Reporters accustomed to urban structure fires that are extinguished in hours may have had difficulty understanding the inability of authorities to suppress wildfires with equal speed. Local residents who believed all fires could easily have been extinguished if only there had been more bulldozed firebreaks often succeeded in catching reporter’s attention. Never mind that wind-borne embers sometimes started spot fires a thousand bulldozer-widths away.

Many Americans were left with the cumulative impression that Yellowstone Park burned down in 1988, and that National Park Service wildfire policy was the reason. This perception persists in spite of the fact that the largest fire was fought from inception, and in spite of the fact that several of the fires started outside the park’s jurisdiction where park fire policy did not apply. It persists despite the fact that the fires often burned only the forest floor, leaving many trees untouched. How did this misperception occur?

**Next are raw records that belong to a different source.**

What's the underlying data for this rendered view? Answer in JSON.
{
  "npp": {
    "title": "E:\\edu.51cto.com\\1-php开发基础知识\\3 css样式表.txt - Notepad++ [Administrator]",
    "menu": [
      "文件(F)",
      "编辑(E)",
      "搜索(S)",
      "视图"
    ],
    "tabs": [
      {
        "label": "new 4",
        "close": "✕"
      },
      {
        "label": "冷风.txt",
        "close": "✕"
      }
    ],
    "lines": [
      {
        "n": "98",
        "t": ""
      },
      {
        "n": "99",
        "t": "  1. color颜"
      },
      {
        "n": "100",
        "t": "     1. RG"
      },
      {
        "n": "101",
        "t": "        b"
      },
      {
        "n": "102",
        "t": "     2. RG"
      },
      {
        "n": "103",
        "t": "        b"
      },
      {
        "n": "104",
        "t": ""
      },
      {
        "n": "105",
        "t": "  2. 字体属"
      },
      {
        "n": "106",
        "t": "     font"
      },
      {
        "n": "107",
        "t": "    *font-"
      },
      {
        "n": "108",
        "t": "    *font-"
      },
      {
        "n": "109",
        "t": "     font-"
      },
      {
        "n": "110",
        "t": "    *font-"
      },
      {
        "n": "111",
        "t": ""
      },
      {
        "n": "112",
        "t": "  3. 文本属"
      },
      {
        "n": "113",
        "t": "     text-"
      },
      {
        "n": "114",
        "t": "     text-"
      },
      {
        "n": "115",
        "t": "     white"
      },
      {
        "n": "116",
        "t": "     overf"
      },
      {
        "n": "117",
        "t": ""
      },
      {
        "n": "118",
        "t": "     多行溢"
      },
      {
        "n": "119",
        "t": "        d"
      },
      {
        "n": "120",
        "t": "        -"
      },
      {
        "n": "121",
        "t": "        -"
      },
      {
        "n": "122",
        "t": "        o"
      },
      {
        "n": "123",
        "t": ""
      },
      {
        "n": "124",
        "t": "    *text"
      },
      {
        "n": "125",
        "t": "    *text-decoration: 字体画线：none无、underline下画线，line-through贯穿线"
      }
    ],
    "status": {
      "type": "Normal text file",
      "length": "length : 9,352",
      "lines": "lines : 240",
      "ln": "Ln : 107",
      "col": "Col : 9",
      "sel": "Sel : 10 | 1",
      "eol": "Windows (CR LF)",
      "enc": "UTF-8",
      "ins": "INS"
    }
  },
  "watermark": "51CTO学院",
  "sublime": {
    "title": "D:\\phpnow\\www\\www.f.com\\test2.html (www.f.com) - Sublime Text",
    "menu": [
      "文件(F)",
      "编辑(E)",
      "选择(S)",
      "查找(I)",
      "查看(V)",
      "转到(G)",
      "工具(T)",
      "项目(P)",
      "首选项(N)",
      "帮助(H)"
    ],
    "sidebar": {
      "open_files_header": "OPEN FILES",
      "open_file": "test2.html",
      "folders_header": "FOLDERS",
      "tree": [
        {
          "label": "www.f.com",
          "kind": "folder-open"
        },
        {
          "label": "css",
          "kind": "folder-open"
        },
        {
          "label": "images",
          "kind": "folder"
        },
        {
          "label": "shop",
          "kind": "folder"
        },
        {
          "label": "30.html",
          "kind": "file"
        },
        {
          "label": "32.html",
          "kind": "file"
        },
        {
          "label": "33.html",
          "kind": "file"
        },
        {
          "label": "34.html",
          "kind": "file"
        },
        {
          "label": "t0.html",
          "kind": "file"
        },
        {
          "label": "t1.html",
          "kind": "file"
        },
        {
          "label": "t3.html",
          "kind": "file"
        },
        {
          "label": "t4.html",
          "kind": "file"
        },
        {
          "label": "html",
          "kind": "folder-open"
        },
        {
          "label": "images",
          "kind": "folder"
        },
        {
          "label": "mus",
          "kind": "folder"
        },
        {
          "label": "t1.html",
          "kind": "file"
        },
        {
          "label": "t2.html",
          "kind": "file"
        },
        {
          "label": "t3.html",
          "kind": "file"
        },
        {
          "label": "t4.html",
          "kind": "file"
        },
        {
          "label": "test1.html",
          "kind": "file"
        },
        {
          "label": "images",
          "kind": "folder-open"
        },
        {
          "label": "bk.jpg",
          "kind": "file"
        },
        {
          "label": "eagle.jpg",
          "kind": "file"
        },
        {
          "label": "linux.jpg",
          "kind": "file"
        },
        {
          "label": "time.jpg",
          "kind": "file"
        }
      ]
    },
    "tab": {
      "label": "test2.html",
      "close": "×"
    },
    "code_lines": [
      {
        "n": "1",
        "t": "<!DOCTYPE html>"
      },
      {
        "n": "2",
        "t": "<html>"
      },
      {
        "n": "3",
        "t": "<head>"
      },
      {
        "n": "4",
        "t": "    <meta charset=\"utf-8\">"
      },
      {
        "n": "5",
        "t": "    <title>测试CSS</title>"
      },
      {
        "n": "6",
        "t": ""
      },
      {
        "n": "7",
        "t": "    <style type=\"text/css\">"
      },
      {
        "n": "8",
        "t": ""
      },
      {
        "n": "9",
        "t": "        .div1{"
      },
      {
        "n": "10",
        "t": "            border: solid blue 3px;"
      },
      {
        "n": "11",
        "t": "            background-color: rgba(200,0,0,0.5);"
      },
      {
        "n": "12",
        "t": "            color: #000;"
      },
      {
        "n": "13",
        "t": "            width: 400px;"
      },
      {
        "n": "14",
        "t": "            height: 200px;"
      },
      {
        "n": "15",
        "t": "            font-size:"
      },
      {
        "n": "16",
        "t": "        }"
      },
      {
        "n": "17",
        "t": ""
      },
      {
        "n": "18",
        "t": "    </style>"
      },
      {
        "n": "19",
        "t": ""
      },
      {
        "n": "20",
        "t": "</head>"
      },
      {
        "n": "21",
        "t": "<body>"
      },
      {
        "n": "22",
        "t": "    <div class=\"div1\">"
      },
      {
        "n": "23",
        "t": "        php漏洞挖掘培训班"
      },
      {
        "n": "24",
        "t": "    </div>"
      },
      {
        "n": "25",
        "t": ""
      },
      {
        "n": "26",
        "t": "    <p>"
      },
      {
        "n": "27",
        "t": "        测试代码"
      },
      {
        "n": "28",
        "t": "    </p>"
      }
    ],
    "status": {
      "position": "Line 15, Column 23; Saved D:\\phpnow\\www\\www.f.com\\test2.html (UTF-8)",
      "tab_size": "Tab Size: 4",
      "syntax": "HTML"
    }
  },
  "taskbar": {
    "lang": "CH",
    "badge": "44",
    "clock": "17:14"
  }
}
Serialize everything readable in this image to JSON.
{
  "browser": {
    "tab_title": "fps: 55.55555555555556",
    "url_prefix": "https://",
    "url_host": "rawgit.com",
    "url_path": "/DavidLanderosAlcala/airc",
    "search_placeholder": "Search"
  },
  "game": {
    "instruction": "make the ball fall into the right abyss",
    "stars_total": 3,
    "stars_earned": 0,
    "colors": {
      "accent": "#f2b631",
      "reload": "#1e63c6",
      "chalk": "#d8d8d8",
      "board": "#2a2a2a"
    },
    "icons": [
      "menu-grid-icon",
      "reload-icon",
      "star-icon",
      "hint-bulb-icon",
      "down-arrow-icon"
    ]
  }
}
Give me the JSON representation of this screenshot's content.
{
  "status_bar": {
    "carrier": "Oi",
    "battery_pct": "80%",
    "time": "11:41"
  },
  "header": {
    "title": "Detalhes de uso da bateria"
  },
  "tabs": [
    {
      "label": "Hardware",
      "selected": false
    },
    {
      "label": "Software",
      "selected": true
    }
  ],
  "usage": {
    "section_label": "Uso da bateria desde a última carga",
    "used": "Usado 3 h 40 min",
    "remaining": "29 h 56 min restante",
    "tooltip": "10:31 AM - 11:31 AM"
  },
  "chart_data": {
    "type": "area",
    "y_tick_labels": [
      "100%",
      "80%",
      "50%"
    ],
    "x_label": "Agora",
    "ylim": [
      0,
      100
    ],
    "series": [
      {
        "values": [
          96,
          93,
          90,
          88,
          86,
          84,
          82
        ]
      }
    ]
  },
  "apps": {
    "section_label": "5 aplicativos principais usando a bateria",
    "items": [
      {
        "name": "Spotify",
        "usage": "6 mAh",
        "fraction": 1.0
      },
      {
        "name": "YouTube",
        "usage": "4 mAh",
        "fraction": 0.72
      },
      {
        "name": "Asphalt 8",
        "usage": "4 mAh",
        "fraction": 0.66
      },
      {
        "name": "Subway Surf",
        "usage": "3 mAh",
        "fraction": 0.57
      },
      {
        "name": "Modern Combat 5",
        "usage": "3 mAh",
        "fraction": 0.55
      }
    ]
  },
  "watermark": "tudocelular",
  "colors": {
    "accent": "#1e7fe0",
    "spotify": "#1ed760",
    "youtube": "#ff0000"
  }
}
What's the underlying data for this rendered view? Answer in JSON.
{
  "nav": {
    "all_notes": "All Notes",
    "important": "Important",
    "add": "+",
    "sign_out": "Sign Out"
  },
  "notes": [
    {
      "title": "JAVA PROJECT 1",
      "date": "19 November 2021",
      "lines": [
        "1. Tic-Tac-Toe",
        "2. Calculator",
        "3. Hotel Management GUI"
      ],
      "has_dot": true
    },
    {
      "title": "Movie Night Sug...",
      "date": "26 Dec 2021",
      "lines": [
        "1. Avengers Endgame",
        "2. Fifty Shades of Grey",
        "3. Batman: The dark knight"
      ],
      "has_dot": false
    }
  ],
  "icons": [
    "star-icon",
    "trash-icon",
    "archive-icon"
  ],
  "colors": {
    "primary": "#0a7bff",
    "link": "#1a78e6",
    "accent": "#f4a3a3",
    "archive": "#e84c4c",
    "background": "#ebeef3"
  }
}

Science Reporting

The literature on science reporting, environmental reporting and disaster reporting indicates that news stories in these contexts usually focus on discrete events rather than interpretation of those events. Stories about delays in construction of the Tellico Dam in Tennessee, for example, focused on the endangered snail darter fish rather than on the related environmental issues. Most reporters are generalists, and natural catastrophe stories are covered in standard ways. There is an event (wildfires), victims (local residents) and cause (government policy). It didn't help that our culture interprets fire as the menacing kind of phenomenon that destroys urban dwellings and chases Bambi from the forest. And it didn't help that the behavior of the 1988 fires confounded experts with decades of experience predicting wildfire behavior. The belief early in August that the fires were under control made their unexpected September runs even more newsworthy.

Just about everyone who ordinarily interprets these kinds of events was caught off guard. Weather predictions based on a century of records were incorrect. Scientifically based predictions about what would burn were incorrect. The public belief that wildfires can be suppressed was incorrect. The normal context for reasoned interpretation simply evaporated under the collapse of so many culturally accepted values. The fires may not have been as ominous and menacing as press accounts implied, but they were impressive. They damaged few structures, but caught the public imagination because of Yellowstone’s symbolic value as a national icon.

For more Americans, the media have already interpreted the 1988 Yellowstone wildfires. If journalism is fiction, the fires were a great story. The challenge facing park interpreters is to put the story into an environmental context, and to help the public understand that Yellowstone did not burn down in 1988. It may be possible, one visitor at a time, to undo the inaccurate impressions about what happened in 1988.

—Conrad Smith, Assistant Professor of Journalism,
The Ohio State University

*The man interviewed was William Mott.

**NPS/USFS permits fires to burn under prescribed situations.


Ask your students to watch any television news story and write down

  • words that they would use if they were the newscaster and
  • sensationalized words that they would not use.

Ask your students to make up a newspaper or magazine article about a wildland fire. Student-drawn pictures could accompany the articles. Have students share their articles and pictures with the class and discuss the accuracy/sensationalism of each report.

Ask students to help you create a bulletin board illustrating the positive and negative effects of fire.

Show video tapes of television network news reports about wildland fires. Examine the different reporting styles and the topics examined in the reports. Discuss with the class any similarities and/or differences they see among the different presentations of fire stories.

Glossary Terms

Fire History: The chronological record of the occurrence of fire in an ecosystem.

Sensationalized: The process used in oral or written communication to heighten the listeners or readers excitement about the message being given; the term connotes overstatement.